A five-part television miniseries of Mildred Pierce premiered on HBO in March 2011, starring Kate Winslet as Mildred, Guy Pearce as Beragon, Evan Rachel Wood as Veda and Mare Winningham as Ida. Separate actresses portray Veda at different ages, as opposed to Ann Blyth alone in the 1945 film. Wally Fay's character in the original has been changed back to the novel's Wally Burgan, and is portrayed by James LeGros. The cast also includes Melissa Leo as Mildred's neighbor and friend, Lucy Gessler, a character omitted from the Crawford version. The film is told in chronological order with no flashbacks or voice-over narration, and eliminates the murder subplot that was added for the 1945 version.

DVD release[edit]

Mildred Pierce is available on Region 2 DVD in a single disc edition which includes an 86-minute documentary into the career and personal life of Joan Crawford with contributions from fellow actors and directors, including Diane Baker, Betsy Palmer, Anna Lee, Anita Page, Cliff Robertson, Virginia Grey, Dickie Moore, Norma Shearer, Ben Cooper, Margaret O'Brien, Judy Geeson, and Vincent Sherman.
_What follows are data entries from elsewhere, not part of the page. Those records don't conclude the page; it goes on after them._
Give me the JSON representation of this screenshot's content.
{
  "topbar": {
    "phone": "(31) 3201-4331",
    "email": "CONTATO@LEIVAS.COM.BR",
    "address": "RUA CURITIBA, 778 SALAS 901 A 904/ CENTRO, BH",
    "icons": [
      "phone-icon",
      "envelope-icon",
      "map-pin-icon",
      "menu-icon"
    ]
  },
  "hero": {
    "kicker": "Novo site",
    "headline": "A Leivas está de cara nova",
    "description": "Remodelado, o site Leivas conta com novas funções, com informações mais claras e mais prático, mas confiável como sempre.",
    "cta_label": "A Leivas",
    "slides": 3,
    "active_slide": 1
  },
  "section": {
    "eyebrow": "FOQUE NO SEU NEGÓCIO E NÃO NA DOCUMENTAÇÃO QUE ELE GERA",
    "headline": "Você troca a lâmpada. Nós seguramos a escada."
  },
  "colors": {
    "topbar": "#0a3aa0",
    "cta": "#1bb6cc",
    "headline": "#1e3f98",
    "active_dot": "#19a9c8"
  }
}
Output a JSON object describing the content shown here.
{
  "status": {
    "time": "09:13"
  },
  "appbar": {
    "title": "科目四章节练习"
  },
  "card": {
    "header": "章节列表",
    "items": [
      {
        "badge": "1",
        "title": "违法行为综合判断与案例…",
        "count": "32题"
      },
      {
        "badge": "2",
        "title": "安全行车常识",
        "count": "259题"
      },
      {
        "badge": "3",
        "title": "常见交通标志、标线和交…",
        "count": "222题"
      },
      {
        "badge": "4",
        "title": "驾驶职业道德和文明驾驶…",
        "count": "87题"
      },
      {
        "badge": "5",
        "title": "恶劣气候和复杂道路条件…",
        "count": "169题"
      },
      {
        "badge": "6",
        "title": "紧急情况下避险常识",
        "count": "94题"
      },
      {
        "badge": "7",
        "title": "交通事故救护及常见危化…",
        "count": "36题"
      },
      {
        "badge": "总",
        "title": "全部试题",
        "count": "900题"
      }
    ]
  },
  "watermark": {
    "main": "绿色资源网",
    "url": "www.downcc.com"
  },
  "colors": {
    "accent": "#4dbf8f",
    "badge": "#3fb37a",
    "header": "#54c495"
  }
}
Mildred Pierce is also included in a Region 2 release a signature collection of Crawford's films together with the films Possessed, Grand Hotel, The Damned Don't Cry!, and Humoresque.

The Region 1 edition is flipper single disc with "Joan Crawford: The Ultimate Movie Star" documentary and a series of trailer galleries on the reverse of the film.
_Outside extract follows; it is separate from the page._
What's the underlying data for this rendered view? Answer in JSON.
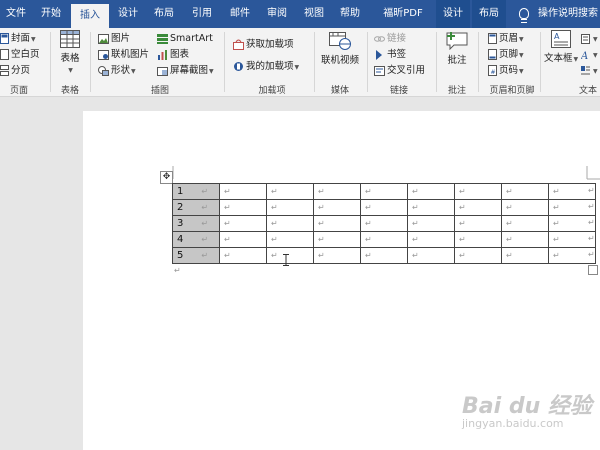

References[edit]

Notes

  1. ^ Mildred Pierce at AllMovie
  2. ^ a b c "Notes" on TCM.com
  3. ^ a b "Mildred Pierce" on TCM.com
  4. ^ Ben Mankowitz, intro to the Turner Classic Movies presentation of Mildred Pierce on February 3, 2013
  5. ^ Variety. Film review, 1945. Last accessed: February 7, 2008.
  6. ^ Kipp, Jeremiah. Slant, magazine, film review, 2005. Last accessed: February 8, 2008.
  7. ^ June Sochen, "'Mildred Pierce' and Women in Film," American Quarterly, Jan 1978, Vol. 30 Issue 1, pp. 3–20, in JSTOR
  8. ^ "National Film Registry". Library of Congress, accessed October 28, 2011.

Further reading

  • Cook, Pam. "Duplicity in Mildred Pierce," in Women in Film Noir, ed. E. Ann Kaplan (London: British Film Institute, 1978), 68–82
  • Jurca, Catherine. "Mildred Pierce, Warner Bros., and the Corporate Family," Representations Vol. 77, No. 1 (Winter 2002), pp. 30–51 doi:10.1525/rep.2002.77.1.30 in JSTOR
  • Nelson, Joyce. "Mildred Pierce Reconsidered," Film Reader 2 (1977): 65–70
  • Robertson, Pamela. "Structural Irony in 'Mildred Pierce,' or How Mildred Lost Her Tongue," Cinema Journal Vol. 30, No. 1 (Autumn, 1990), pp. 42–54 in JSTOR
  • Sochen, June. "'Mildred Pierce' and Women in Film," American Quarterly, Jan 1978, Vol. 30 Issue 1, pp. 3–20, in JSTOR

External links[edit]

Streaming audio[edit]